--- WHAT YOU NEED TO DO ---
A word-for-word copy of the entries is the only acceptable reply.

--- Entries from a dataset of interfaces ---

· · · · · · ·

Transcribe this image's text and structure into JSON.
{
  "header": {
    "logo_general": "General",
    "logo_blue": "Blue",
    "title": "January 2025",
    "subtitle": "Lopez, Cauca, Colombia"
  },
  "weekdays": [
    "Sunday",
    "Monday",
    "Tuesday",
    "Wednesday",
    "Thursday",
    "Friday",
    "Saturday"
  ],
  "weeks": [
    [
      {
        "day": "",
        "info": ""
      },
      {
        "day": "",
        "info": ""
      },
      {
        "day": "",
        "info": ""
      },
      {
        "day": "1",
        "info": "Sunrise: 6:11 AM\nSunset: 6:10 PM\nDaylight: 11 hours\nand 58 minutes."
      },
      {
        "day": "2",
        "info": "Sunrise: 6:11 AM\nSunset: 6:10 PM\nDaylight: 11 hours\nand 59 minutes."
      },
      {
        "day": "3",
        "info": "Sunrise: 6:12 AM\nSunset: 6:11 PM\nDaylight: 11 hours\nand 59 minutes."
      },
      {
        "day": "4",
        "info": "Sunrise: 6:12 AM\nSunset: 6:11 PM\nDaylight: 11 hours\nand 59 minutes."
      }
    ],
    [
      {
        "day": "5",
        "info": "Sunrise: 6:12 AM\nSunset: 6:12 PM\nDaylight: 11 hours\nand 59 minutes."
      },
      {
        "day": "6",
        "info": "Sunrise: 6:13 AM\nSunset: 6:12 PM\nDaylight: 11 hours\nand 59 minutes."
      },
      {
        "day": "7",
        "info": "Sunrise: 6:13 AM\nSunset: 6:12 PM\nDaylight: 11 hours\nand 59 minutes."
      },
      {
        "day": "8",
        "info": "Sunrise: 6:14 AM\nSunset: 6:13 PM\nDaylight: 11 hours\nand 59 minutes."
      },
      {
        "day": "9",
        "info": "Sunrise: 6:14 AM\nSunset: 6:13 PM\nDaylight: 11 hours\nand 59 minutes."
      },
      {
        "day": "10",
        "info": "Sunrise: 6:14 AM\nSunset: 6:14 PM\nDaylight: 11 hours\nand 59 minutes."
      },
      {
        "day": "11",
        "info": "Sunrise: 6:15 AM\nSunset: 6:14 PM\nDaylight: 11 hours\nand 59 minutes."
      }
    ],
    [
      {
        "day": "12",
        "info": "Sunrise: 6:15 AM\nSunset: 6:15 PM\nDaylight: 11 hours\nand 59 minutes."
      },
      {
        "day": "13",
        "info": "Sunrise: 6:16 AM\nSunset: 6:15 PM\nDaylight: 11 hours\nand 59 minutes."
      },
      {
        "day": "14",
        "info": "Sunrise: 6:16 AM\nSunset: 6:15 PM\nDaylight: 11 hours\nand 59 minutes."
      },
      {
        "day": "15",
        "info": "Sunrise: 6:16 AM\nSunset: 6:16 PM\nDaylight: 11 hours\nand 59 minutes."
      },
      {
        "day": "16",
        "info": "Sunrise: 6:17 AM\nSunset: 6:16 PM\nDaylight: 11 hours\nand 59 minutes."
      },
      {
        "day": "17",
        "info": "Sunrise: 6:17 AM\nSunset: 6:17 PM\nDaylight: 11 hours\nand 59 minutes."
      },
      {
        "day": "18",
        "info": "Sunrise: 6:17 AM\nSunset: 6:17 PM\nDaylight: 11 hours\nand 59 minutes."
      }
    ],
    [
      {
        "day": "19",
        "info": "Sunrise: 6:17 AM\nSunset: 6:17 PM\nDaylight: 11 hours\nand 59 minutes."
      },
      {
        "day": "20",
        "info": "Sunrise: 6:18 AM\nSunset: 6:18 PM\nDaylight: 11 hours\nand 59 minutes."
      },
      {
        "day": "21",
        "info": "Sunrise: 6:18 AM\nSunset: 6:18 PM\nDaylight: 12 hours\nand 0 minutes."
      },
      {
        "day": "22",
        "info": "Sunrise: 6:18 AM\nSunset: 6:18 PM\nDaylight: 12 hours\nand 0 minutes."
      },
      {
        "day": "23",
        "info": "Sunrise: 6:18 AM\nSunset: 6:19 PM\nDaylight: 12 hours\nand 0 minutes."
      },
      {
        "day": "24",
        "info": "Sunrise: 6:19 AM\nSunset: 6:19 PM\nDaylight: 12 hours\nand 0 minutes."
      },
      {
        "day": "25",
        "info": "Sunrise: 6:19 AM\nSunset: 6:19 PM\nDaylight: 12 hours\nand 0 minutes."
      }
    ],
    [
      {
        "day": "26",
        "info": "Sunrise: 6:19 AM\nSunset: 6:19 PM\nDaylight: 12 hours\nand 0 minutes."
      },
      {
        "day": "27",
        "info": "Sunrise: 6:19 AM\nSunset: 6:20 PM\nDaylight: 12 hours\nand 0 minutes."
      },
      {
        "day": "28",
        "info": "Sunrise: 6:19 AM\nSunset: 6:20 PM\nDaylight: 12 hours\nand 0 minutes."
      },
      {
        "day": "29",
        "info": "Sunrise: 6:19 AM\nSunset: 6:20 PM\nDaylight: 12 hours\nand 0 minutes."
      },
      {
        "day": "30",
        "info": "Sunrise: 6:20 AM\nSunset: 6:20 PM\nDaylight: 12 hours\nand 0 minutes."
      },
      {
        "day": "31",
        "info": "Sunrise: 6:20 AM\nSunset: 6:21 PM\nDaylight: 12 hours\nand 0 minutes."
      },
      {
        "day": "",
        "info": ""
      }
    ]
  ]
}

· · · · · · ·

--- FINISHED TASK ---
Transcribe this image's text and structure into JSON.
{
  "header": {
    "logo_general": "General",
    "logo_blue": "Blue",
    "title": "January 2025",
    "subtitle": "Lopez, Cauca, Colombia"
  },
  "weekdays": [
    "Sunday",
    "Monday",
    "Tuesday",
    "Wednesday",
    "Thursday",
    "Friday",
    "Saturday"
  ],
  "weeks": [
    [
      {
        "day": "",
        "info": ""
      },
      {
        "day": "",
        "info": ""
      },
      {
        "day": "",
        "info": ""
      },
      {
        "day": "1",
        "info": "Sunrise: 6:11 AM\nSunset: 6:10 PM\nDaylight: 11 hours\nand 58 minutes."
      },
      {
        "day": "2",
        "info": "Sunrise: 6:11 AM\nSunset: 6:10 PM\nDaylight: 11 hours\nand 59 minutes."
      },
      {
        "day": "3",
        "info": "Sunrise: 6:12 AM\nSunset: 6:11 PM\nDaylight: 11 hours\nand 59 minutes."
      },
      {
        "day": "4",
        "info": "Sunrise: 6:12 AM\nSunset: 6:11 PM\nDaylight: 11 hours\nand 59 minutes."
      }
    ],
    [
      {
        "day": "5",
        "info": "Sunrise: 6:12 AM\nSunset: 6:12 PM\nDaylight: 11 hours\nand 59 minutes."
      },
      {
        "day": "6",
        "info": "Sunrise: 6:13 AM\nSunset: 6:12 PM\nDaylight: 11 hours\nand 59 minutes."
      },
      {
        "day": "7",
        "info": "Sunrise: 6:13 AM\nSunset: 6:12 PM\nDaylight: 11 hours\nand 59 minutes."
      },
      {
        "day": "8",
        "info": "Sunrise: 6:14 AM\nSunset: 6:13 PM\nDaylight: 11 hours\nand 59 minutes."
      },
      {
        "day": "9",
        "info": "Sunrise: 6:14 AM\nSunset: 6:13 PM\nDaylight: 11 hours\nand 59 minutes."
      },
      {
        "day": "10",
        "info": "Sunrise: 6:14 AM\nSunset: 6:14 PM\nDaylight: 11 hours\nand 59 minutes."
      },
      {
        "day": "11",
        "info": "Sunrise: 6:15 AM\nSunset: 6:14 PM\nDaylight: 11 hours\nand 59 minutes."
      }
    ],
    [
      {
        "day": "12",
        "info": "Sunrise: 6:15 AM\nSunset: 6:15 PM\nDaylight: 11 hours\nand 59 minutes."
      },
      {
        "day": "13",
        "info": "Sunrise: 6:16 AM\nSunset: 6:15 PM\nDaylight: 11 hours\nand 59 minutes."
      },
      {
        "day": "14",
        "info": "Sunrise: 6:16 AM\nSunset: 6:15 PM\nDaylight: 11 hours\nand 59 minutes."
      },
      {
        "day": "15",
        "info": "Sunrise: 6:16 AM\nSunset: 6:16 PM\nDaylight: 11 hours\nand 59 minutes."
      },
      {
        "day": "16",
        "info": "Sunrise: 6:17 AM\nSunset: 6:16 PM\nDaylight: 11 hours\nand 59 minutes."
      },
      {
        "day": "17",
        "info": "Sunrise: 6:17 AM\nSunset: 6:17 PM\nDaylight: 11 hours\nand 59 minutes."
      },
      {
        "day": "18",
        "info": "Sunrise: 6:17 AM\nSunset: 6:17 PM\nDaylight: 11 hours\nand 59 minutes."
      }
    ],
    [
      {
        "day": "19",
        "info": "Sunrise: 6:17 AM\nSunset: 6:17 PM\nDaylight: 11 hours\nand 59 minutes."
      },
      {
        "day": "20",
        "info": "Sunrise: 6:18 AM\nSunset: 6:18 PM\nDaylight: 11 hours\nand 59 minutes."
      },
      {
        "day": "21",
        "info": "Sunrise: 6:18 AM\nSunset: 6:18 PM\nDaylight: 12 hours\nand 0 minutes."
      },
      {
        "day": "22",
        "info": "Sunrise: 6:18 AM\nSunset: 6:18 PM\nDaylight: 12 hours\nand 0 minutes."
      },
      {
        "day": "23",
        "info": "Sunrise: 6:18 AM\nSunset: 6:19 PM\nDaylight: 12 hours\nand 0 minutes."
      },
      {
        "day": "24",
        "info": "Sunrise: 6:19 AM\nSunset: 6:19 PM\nDaylight: 12 hours\nand 0 minutes."
      },
      {
        "day": "25",
        "info": "Sunrise: 6:19 AM\nSunset: 6:19 PM\nDaylight: 12 hours\nand 0 minutes."
      }
    ],
    [
      {
        "day": "26",
        "info": "Sunrise: 6:19 AM\nSunset: 6:19 PM\nDaylight: 12 hours\nand 0 minutes."
      },
      {
        "day": "27",
        "info": "Sunrise: 6:19 AM\nSunset: 6:20 PM\nDaylight: 12 hours\nand 0 minutes."
      },
      {
        "day": "28",
        "info": "Sunrise: 6:19 AM\nSunset: 6:20 PM\nDaylight: 12 hours\nand 0 minutes."
      },
      {
        "day": "29",
        "info": "Sunrise: 6:19 AM\nSunset: 6:20 PM\nDaylight: 12 hours\nand 0 minutes."
      },
      {
        "day": "30",
        "info": "Sunrise: 6:20 AM\nSunset: 6:20 PM\nDaylight: 12 hours\nand 0 minutes."
      },
      {
        "day": "31",
        "info": "Sunrise: 6:20 AM\nSunset: 6:21 PM\nDaylight: 12 hours\nand 0 minutes."
      },
      {
        "day": "",
        "info": ""
      }
    ]
  ]
}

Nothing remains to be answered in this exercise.